Uganda is a really safe and hospitable land but a large proportion of the population is very poor. With this in mind opportunistic crime is somewhat understandable and this is the most likely thing a westerner will experience in Uganda. Being sensible with your possessions, not displaying expensive watches, cameras and phones and making sure you don‟t bring out a wad of notes in a market will decrease your chances experiencing petty crime greatly. It also makes your actions a little more respectful of local people who may have never seen some of the items you take for granted.
While in Kampala
Big cities such as Kampala have a higher proportion of petty theft than local areas, where the community structure deters anything that would be an embarrassment to family and village. Walking around after dark outside of westernized parts of town, or carrying more than you require when out in town are two ways are making yourself a target. Pick pocketing is quite common so a well concealed money belt with small money in your pockets is advisable. Despite this, violent crime is extremely rare in Uganda, including Kampala.
Advice for Self Guided Tours
When assessing risk many people use the equation, likeability of it happening x consequences of if it does‟. Using this equation, vehicle travel and walking by roads are the most serious hazard‟s you will experience in Uganda. Many of the roads may be potholed or in bad condition and drivers take unnecessary risks despite often carrying dozens of passengers. If you are not happy about the way a vehicle is driven, or if you feel you would like to impose your own version of safe do this in a calm and collected way, explaining your thinking as this may be an alien concept to drivers.
Safari companies take vehicle safety very seriously and would always want to know if you have experienced an issue while under their care. Boda boda’s are the motorcycle drivers who drive around Uganda‟s cities at break net speed keeping transport moving during rush hour. While this is a normal method of travel for many Ugandans and ex-partriates we would very much discourage it. Helmets are rare and driving standards mixed with bad road conditions lead to many serious accidents and deaths every day. Matatu’s, the little minibuses who act as the local bus transport across East Africa can be equally as scary to be around. Standards of driving and other road user awareness leave a lot to be desired!

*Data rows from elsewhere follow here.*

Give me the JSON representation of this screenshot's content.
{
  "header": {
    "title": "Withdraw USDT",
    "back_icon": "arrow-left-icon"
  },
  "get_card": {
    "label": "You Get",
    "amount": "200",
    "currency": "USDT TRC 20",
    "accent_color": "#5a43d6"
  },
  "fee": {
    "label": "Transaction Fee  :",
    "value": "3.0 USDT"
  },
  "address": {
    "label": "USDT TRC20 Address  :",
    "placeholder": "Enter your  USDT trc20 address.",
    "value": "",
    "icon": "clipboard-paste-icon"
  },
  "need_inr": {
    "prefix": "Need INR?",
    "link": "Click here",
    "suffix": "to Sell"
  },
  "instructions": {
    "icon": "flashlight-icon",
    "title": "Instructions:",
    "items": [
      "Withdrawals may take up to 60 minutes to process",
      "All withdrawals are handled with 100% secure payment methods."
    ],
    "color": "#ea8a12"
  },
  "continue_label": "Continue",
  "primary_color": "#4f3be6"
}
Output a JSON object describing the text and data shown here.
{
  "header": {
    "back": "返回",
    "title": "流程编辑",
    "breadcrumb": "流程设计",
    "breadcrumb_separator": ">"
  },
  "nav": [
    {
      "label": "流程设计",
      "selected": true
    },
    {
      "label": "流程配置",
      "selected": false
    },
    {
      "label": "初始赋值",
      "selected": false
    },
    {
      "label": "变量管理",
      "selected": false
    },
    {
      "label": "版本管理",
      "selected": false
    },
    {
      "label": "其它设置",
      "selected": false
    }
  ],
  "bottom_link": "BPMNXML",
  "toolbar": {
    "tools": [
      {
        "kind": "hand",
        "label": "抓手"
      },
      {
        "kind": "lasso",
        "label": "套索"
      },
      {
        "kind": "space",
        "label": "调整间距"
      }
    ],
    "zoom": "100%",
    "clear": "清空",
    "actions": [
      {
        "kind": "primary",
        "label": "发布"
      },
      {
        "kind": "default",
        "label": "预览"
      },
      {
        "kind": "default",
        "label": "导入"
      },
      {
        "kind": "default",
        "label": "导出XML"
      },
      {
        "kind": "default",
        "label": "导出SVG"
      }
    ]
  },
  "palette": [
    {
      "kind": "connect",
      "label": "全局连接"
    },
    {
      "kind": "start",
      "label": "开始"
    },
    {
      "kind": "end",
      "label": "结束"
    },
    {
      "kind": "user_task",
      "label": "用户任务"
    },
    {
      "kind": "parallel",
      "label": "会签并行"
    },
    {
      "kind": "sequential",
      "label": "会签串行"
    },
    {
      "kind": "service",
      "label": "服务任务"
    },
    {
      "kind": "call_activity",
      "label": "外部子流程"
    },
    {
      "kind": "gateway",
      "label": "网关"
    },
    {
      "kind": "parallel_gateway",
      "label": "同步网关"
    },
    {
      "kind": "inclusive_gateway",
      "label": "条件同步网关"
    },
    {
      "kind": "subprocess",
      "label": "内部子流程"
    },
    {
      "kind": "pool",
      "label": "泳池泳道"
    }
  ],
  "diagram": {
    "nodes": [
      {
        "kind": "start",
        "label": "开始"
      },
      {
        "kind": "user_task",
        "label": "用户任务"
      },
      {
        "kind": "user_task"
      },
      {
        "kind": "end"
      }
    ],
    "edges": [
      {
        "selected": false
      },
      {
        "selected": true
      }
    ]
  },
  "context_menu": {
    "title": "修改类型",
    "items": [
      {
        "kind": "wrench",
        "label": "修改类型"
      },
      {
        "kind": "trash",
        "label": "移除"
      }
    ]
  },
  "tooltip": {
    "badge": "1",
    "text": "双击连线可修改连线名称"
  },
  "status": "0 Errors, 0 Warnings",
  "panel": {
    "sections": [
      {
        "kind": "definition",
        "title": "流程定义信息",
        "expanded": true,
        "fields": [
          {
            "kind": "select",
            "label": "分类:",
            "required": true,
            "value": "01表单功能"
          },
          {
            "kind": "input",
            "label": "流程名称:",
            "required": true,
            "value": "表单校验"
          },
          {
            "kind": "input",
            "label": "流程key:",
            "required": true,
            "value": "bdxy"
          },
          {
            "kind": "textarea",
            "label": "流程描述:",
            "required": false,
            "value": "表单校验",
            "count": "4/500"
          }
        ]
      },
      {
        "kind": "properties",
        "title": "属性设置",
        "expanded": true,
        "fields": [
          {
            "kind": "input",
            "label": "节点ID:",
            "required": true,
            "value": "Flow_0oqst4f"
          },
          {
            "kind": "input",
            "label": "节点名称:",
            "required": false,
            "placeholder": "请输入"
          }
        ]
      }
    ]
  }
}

Organizing your own transport is always a challenge and something of a lottery from a long distance away. Using tour companies or hotels to arrange your transport to and from the airport will save you time, money and offer a safer option in the long run. If you are travelling on after your tour, ask your guide to assist you in arranging or understanding the best way to do this. Self driving will often double the price of vehicle hire and the norm is to book a vehicle with driver. Anyone from outside of Africa is not trusted without a financial penalty! Regardless, don’t travel at night as it increases the risks faced tenfold.